‘There are few writers who may have changed my perception of the world, but Darrieussecq is one of them.’
‘A brief, powerful artistic life that went painfully unrewarded—until after the painter’s death.’
‘The internationally celebrated author who illuminates those parts of life other writers cannot or do not want to reach.’
‘An allusive short memoir that reads like a novel.’
‘Penny Hueston’s translation from the original French, reads strangely—and in a good way—like true crime…Heartbreaking.’
‘A vividly empathetic impressionist collage…This lively, attractive book is an excellent introduction to [Modersohn-Becker’s] world and her astonishing achievement.’

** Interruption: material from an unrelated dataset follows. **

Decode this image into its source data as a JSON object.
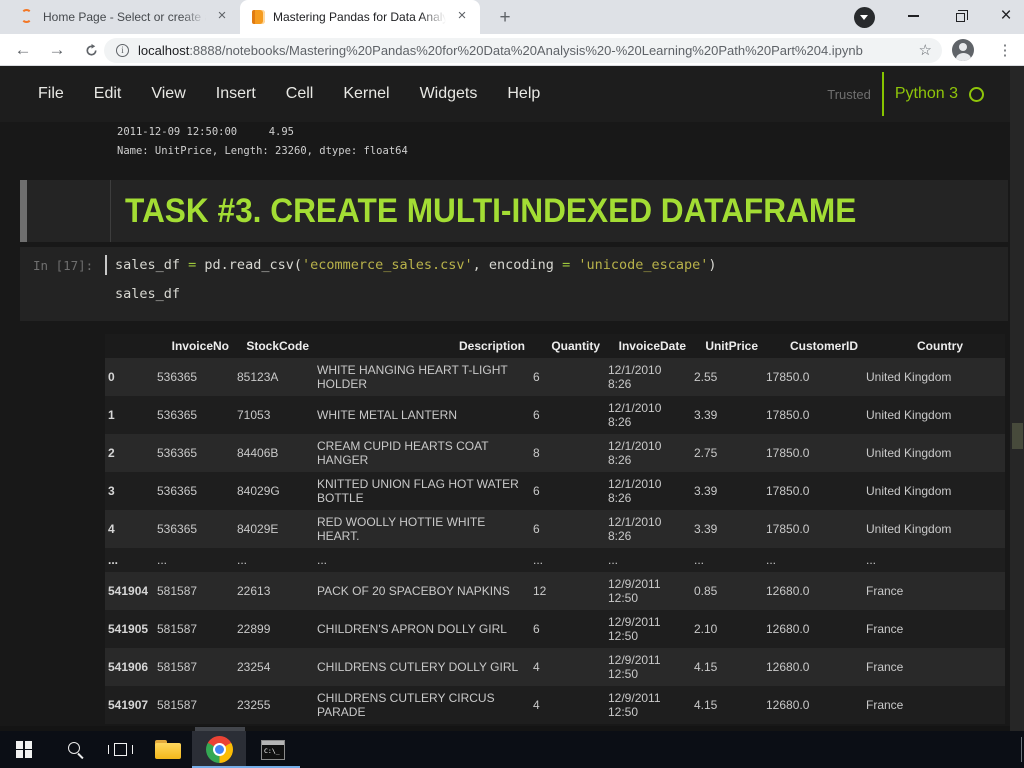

‘Darrieussecq has written this painful story because of her own sorrow at not knowing Paula Modersohn-Becker and of not knowing of her; sorrow, too, at her early death and truncated creativity. Darrieussecq looks squarely at a subject that is often too brutal to explore.’
‘Lyrical and touching… Blending historical fact with imaginative flair, Darrieussecq brings her figures to life, imbuing them with emotion, character, and power…Being Here feels almost effortlessly beautiful, a short work of non-fiction told like a flowing piece of fictional prose.’
‘Poetic and poignant…Being Here positively quivers with life.’
‘Translated elegantly by Penny Hueston, the study retains some of the spacious, if not capacious quality of the French language and its ability to articulate the phenomena of presence and absence—the continued aliveness of the paintings and the sad and sudden death of the painter.’